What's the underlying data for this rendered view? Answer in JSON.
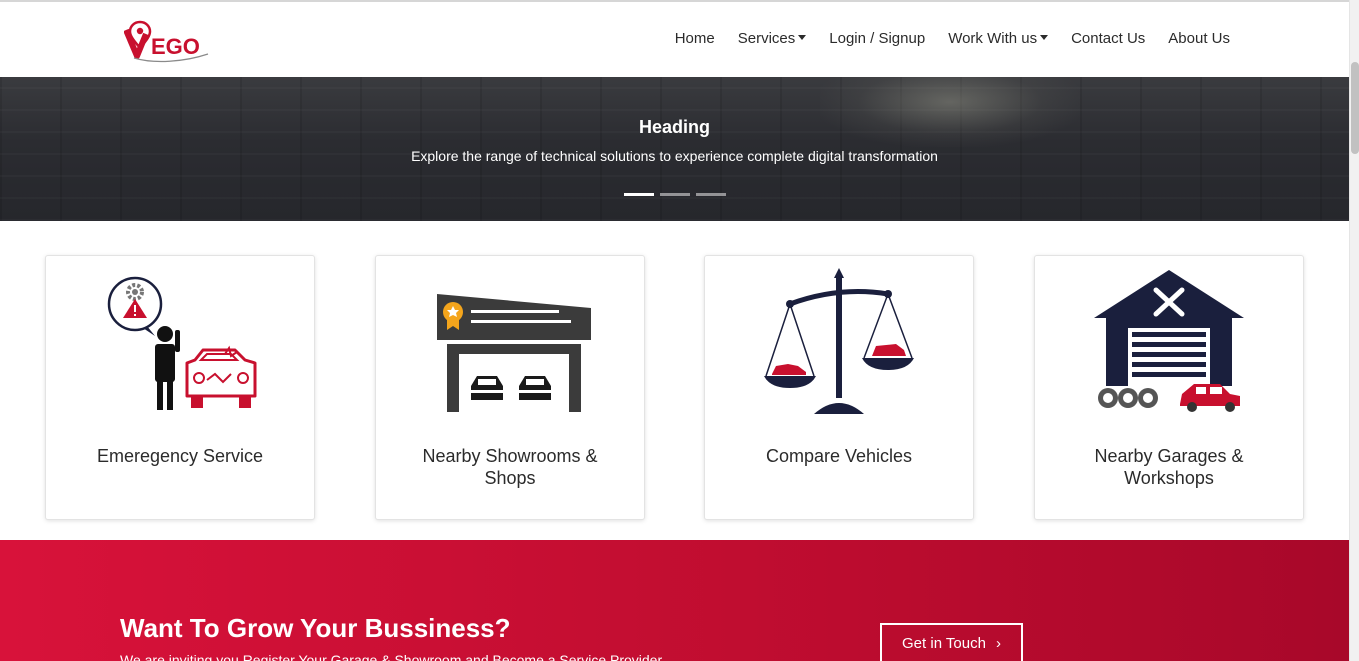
{
  "brand": {
    "logo_text": "EGO"
  },
  "nav": {
    "home": "Home",
    "services": "Services",
    "login": "Login / Signup",
    "work": "Work With us",
    "contact": "Contact Us",
    "about": "About Us"
  },
  "hero": {
    "title": "Heading",
    "subtitle": "Explore the range of technical solutions to experience complete digital transformation",
    "slides": 3,
    "active_slide": 1
  },
  "cards": [
    {
      "title": "Emeregency Service",
      "icon": "emergency-service-icon"
    },
    {
      "title": "Nearby Showrooms & Shops",
      "icon": "showroom-icon"
    },
    {
      "title": "Compare Vehicles",
      "icon": "scale-compare-icon"
    },
    {
      "title": "Nearby Garages & Workshops",
      "icon": "garage-icon"
    }
  ],
  "cta": {
    "title": "Want To Grow Your Bussiness?",
    "subtitle": "We are inviting you Register Your Garage & Showroom and Become a Service Provider",
    "button": "Get in Touch",
    "button_icon": "chevron-right-icon"
  },
  "colors": {
    "brand_red": "#c8102e",
    "navy": "#1a1f3d",
    "cta_red": "#d8123a"
  }
}
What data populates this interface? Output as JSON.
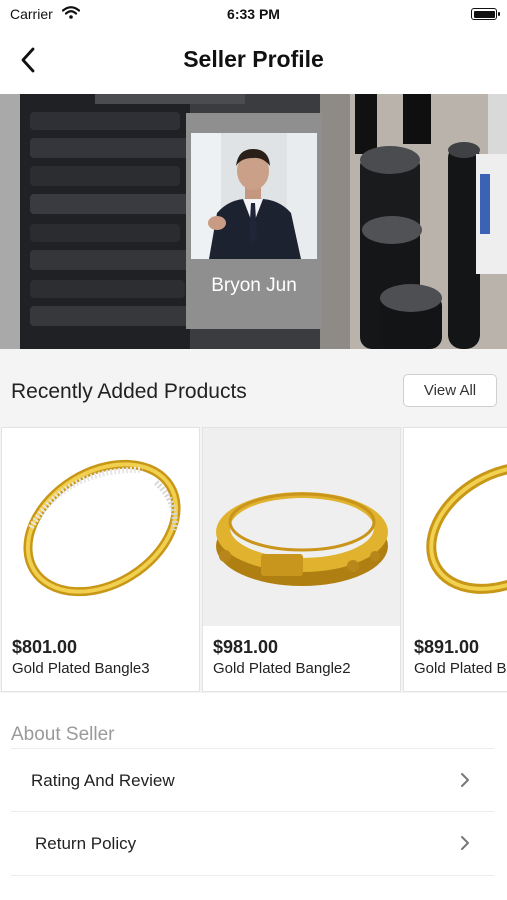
{
  "status_bar": {
    "carrier": "Carrier",
    "time": "6:33 PM"
  },
  "nav": {
    "title": "Seller Profile"
  },
  "seller": {
    "name": "Bryon Jun"
  },
  "recent": {
    "title": "Recently Added Products",
    "view_all": "View All",
    "products": [
      {
        "price": "$801.00",
        "name": "Gold Plated Bangle3"
      },
      {
        "price": "$981.00",
        "name": "Gold Plated Bangle2"
      },
      {
        "price": "$891.00",
        "name": "Gold Plated B"
      }
    ]
  },
  "about": {
    "title": "About Seller",
    "items": [
      {
        "label": "Rating And Review"
      },
      {
        "label": "Return Policy"
      }
    ]
  },
  "colors": {
    "gold": "#d9a91e",
    "card_gray": "#8f8f8f",
    "muted_text": "#9a9a9a"
  }
}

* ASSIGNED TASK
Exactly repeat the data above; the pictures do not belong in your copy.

* REPLY
What's the underlying data for this rendered view? Answer in JSON.
{
  "brand": {
    "logo_text": "EGO"
  },
  "nav": {
    "home": "Home",
    "services": "Services",
    "login": "Login / Signup",
    "work": "Work With us",
    "contact": "Contact Us",
    "about": "About Us"
  },
  "hero": {
    "title": "Heading",
    "subtitle": "Explore the range of technical solutions to experience complete digital transformation",
    "slides": 3,
    "active_slide": 1
  },
  "cards": [
    {
      "title": "Emeregency Service",
      "icon": "emergency-service-icon"
    },
    {
      "title": "Nearby Showrooms & Shops",
      "icon": "showroom-icon"
    },
    {
      "title": "Compare Vehicles",
      "icon": "scale-compare-icon"
    },
    {
      "title": "Nearby Garages & Workshops",
      "icon": "garage-icon"
    }
  ],
  "cta": {
    "title": "Want To Grow Your Bussiness?",
    "subtitle": "We are inviting you Register Your Garage & Showroom and Become a Service Provider",
    "button": "Get in Touch",
    "button_icon": "chevron-right-icon"
  },
  "colors": {
    "brand_red": "#c8102e",
    "navy": "#1a1f3d",
    "cta_red": "#d8123a"
  }
}
What data populates this interface? Output as JSON.
{
  "status_bar": {
    "carrier": "Carrier",
    "time": "6:33 PM"
  },
  "nav": {
    "title": "Seller Profile"
  },
  "seller": {
    "name": "Bryon Jun"
  },
  "recent": {
    "title": "Recently Added Products",
    "view_all": "View All",
    "products": [
      {
        "price": "$801.00",
        "name": "Gold Plated Bangle3"
      },
      {
        "price": "$981.00",
        "name": "Gold Plated Bangle2"
      },
      {
        "price": "$891.00",
        "name": "Gold Plated B"
      }
    ]
  },
  "about": {
    "title": "About Seller",
    "items": [
      {
        "label": "Rating And Review"
      },
      {
        "label": "Return Policy"
      }
    ]
  },
  "colors": {
    "gold": "#d9a91e",
    "card_gray": "#8f8f8f",
    "muted_text": "#9a9a9a"
  }
}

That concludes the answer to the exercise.